__Web page and app entries__.
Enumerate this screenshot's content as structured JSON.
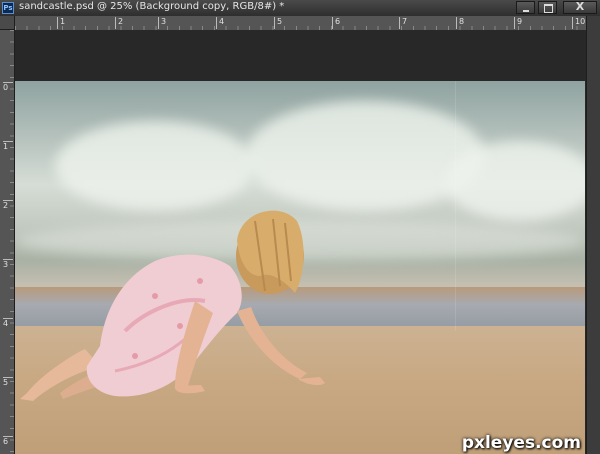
{
  "window": {
    "title": "sandcastle.psd @ 25% (Background copy, RGB/8#) *",
    "app_icon": "photoshop-icon",
    "controls": {
      "minimize": "minimize-icon",
      "maximize": "maximize-icon",
      "close": "close-icon",
      "close_glyph": "X"
    }
  },
  "rulers": {
    "horizontal": [
      "1",
      "2",
      "3",
      "4",
      "5",
      "6",
      "7",
      "8",
      "9",
      "10"
    ],
    "vertical": [
      "0",
      "1",
      "2",
      "3",
      "4",
      "5",
      "6"
    ]
  },
  "document": {
    "subject": "photo-girl-crawling-on-beach",
    "watermark": "pxleyes.com"
  }
}
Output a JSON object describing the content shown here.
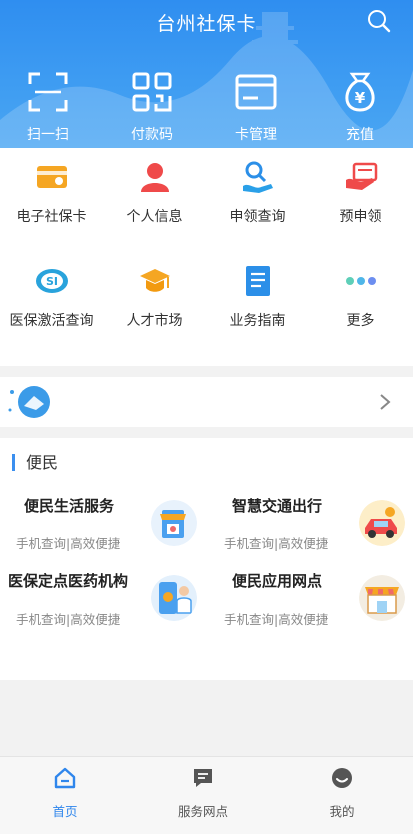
{
  "header": {
    "title": "台州社保卡",
    "quick": [
      {
        "label": "扫一扫",
        "icon": "scan-icon"
      },
      {
        "label": "付款码",
        "icon": "qr-code-icon"
      },
      {
        "label": "卡管理",
        "icon": "card-icon"
      },
      {
        "label": "充值",
        "icon": "money-bag-icon"
      }
    ]
  },
  "grid": [
    {
      "label": "电子社保卡",
      "icon": "e-card-icon"
    },
    {
      "label": "个人信息",
      "icon": "person-icon"
    },
    {
      "label": "申领查询",
      "icon": "apply-search-icon"
    },
    {
      "label": "预申领",
      "icon": "pre-apply-icon"
    },
    {
      "label": "医保激活查询",
      "icon": "si-logo-icon"
    },
    {
      "label": "人才市场",
      "icon": "graduation-cap-icon"
    },
    {
      "label": "业务指南",
      "icon": "document-icon"
    },
    {
      "label": "更多",
      "icon": "more-dots-icon"
    }
  ],
  "section": {
    "title": "便民",
    "items": [
      {
        "title": "便民生活服务",
        "subtitle": "手机查询|高效便捷",
        "icon": "shop-icon"
      },
      {
        "title": "智慧交通出行",
        "subtitle": "手机查询|高效便捷",
        "icon": "car-icon"
      },
      {
        "title": "医保定点医药机构",
        "subtitle": "手机查询|高效便捷",
        "icon": "doctor-phone-icon"
      },
      {
        "title": "便民应用网点",
        "subtitle": "手机查询|高效便捷",
        "icon": "store-icon"
      }
    ]
  },
  "tabs": [
    {
      "label": "首页",
      "icon": "home-icon",
      "active": true
    },
    {
      "label": "服务网点",
      "icon": "service-point-icon",
      "active": false
    },
    {
      "label": "我的",
      "icon": "profile-icon",
      "active": false
    }
  ],
  "colors": {
    "primary": "#3b8fef",
    "active_tab": "#2f86ec",
    "inactive_tab": "#555555"
  }
}
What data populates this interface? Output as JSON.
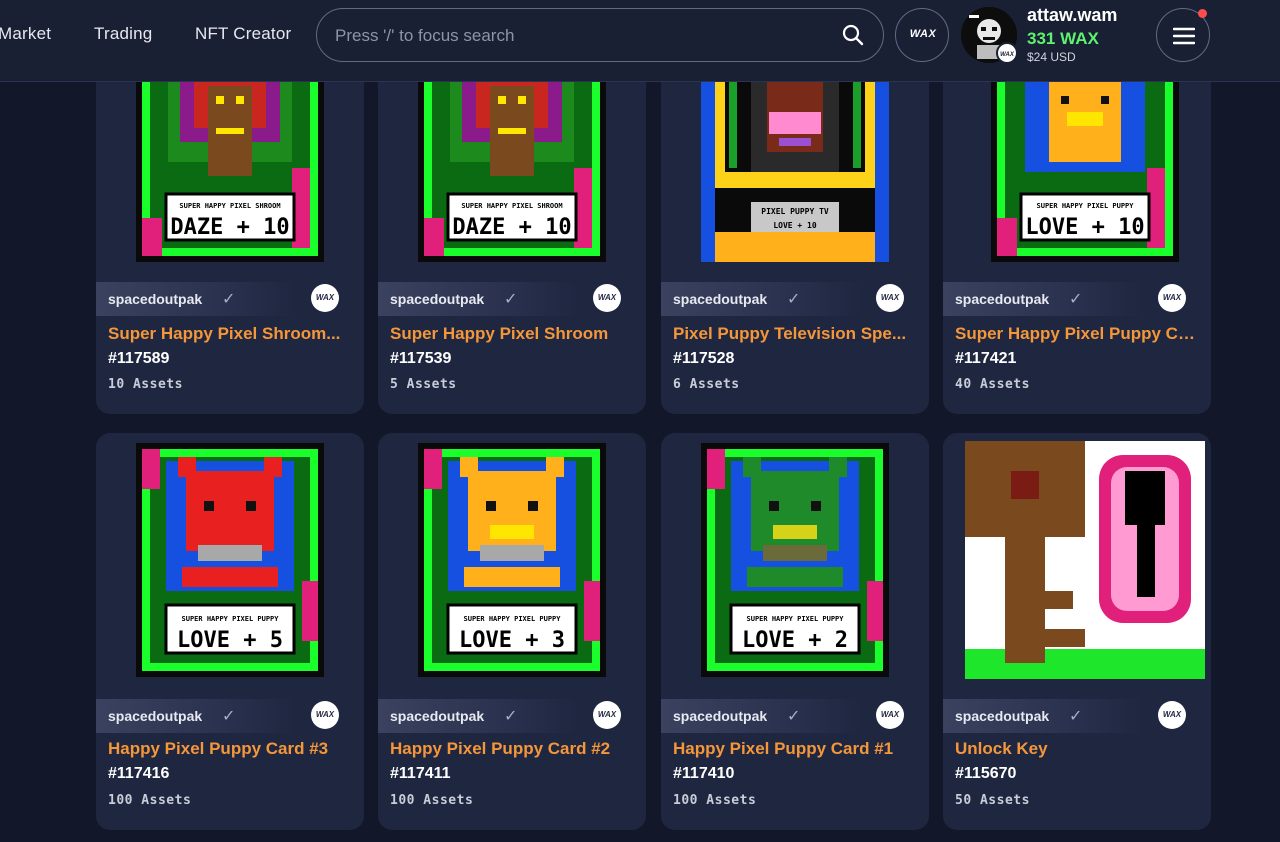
{
  "nav": {
    "links": [
      "Market",
      "Trading",
      "NFT Creator"
    ]
  },
  "search": {
    "placeholder": "Press '/' to focus search"
  },
  "wax_button": {
    "label": "WAX"
  },
  "account": {
    "username": "attaw.wam",
    "balance": "331 WAX",
    "usd": "$24 USD",
    "avatar_badge": "WAX"
  },
  "colors": {
    "accent_title": "#f4963a",
    "balance_green": "#5ef26f",
    "background": "#13172a",
    "card": "#1f2640"
  },
  "icons": {
    "search": "search-icon",
    "menu": "hamburger-menu-icon",
    "verified": "checkmark-icon"
  },
  "cards": [
    {
      "creator": "spacedoutpak",
      "badge": "WAX",
      "title": "Super Happy Pixel Shroom...",
      "id": "#117589",
      "assets": "10 Assets",
      "art_caption_top": "SUPER HAPPY PIXEL SHROOM",
      "art_caption_main": "DAZE + 10"
    },
    {
      "creator": "spacedoutpak",
      "badge": "WAX",
      "title": "Super Happy Pixel Shroom",
      "id": "#117539",
      "assets": "5 Assets",
      "art_caption_top": "SUPER HAPPY PIXEL SHROOM",
      "art_caption_main": "DAZE + 10"
    },
    {
      "creator": "spacedoutpak",
      "badge": "WAX",
      "title": "Pixel Puppy Television Spe...",
      "id": "#117528",
      "assets": "6 Assets",
      "art_caption_top": "PIXEL PUPPY TV",
      "art_caption_main": "LOVE + 10"
    },
    {
      "creator": "spacedoutpak",
      "badge": "WAX",
      "title": "Super Happy Pixel Puppy Ca...",
      "id": "#117421",
      "assets": "40 Assets",
      "art_caption_top": "SUPER HAPPY PIXEL PUPPY",
      "art_caption_main": "LOVE + 10"
    },
    {
      "creator": "spacedoutpak",
      "badge": "WAX",
      "title": "Happy Pixel Puppy Card #3",
      "id": "#117416",
      "assets": "100 Assets",
      "art_caption_top": "SUPER HAPPY PIXEL PUPPY",
      "art_caption_main": "LOVE + 5"
    },
    {
      "creator": "spacedoutpak",
      "badge": "WAX",
      "title": "Happy Pixel Puppy Card #2",
      "id": "#117411",
      "assets": "100 Assets",
      "art_caption_top": "SUPER HAPPY PIXEL PUPPY",
      "art_caption_main": "LOVE + 3"
    },
    {
      "creator": "spacedoutpak",
      "badge": "WAX",
      "title": "Happy Pixel Puppy Card #1",
      "id": "#117410",
      "assets": "100 Assets",
      "art_caption_top": "SUPER HAPPY PIXEL PUPPY",
      "art_caption_main": "LOVE + 2"
    },
    {
      "creator": "spacedoutpak",
      "badge": "WAX",
      "title": "Unlock Key",
      "id": "#115670",
      "assets": "50 Assets"
    }
  ]
}
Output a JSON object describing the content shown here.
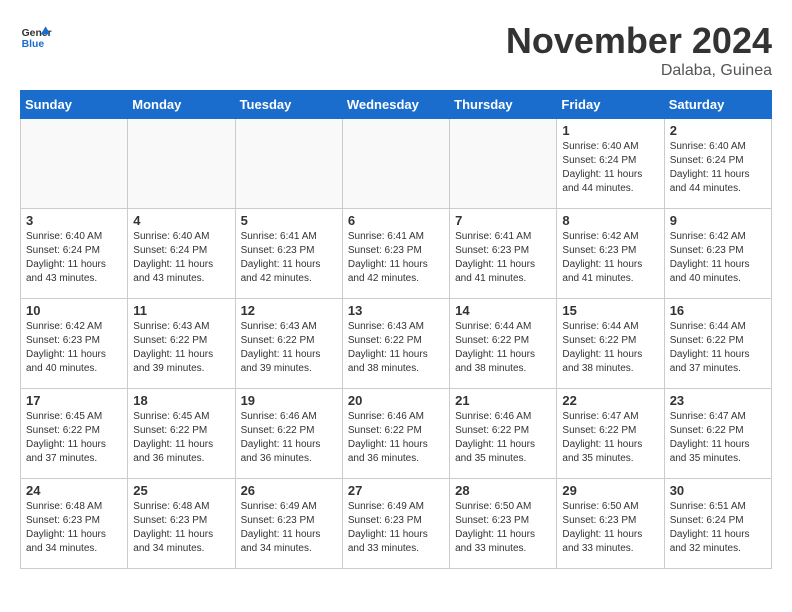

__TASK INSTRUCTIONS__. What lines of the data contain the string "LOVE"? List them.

__YOUR RESPONSE__.
      "art_caption_main": "LOVE + 10"
      "art_caption_main": "LOVE + 10"
      "art_caption_main": "LOVE + 5"
      "art_caption_main": "LOVE + 3"
      "art_caption_main": "LOVE + 2"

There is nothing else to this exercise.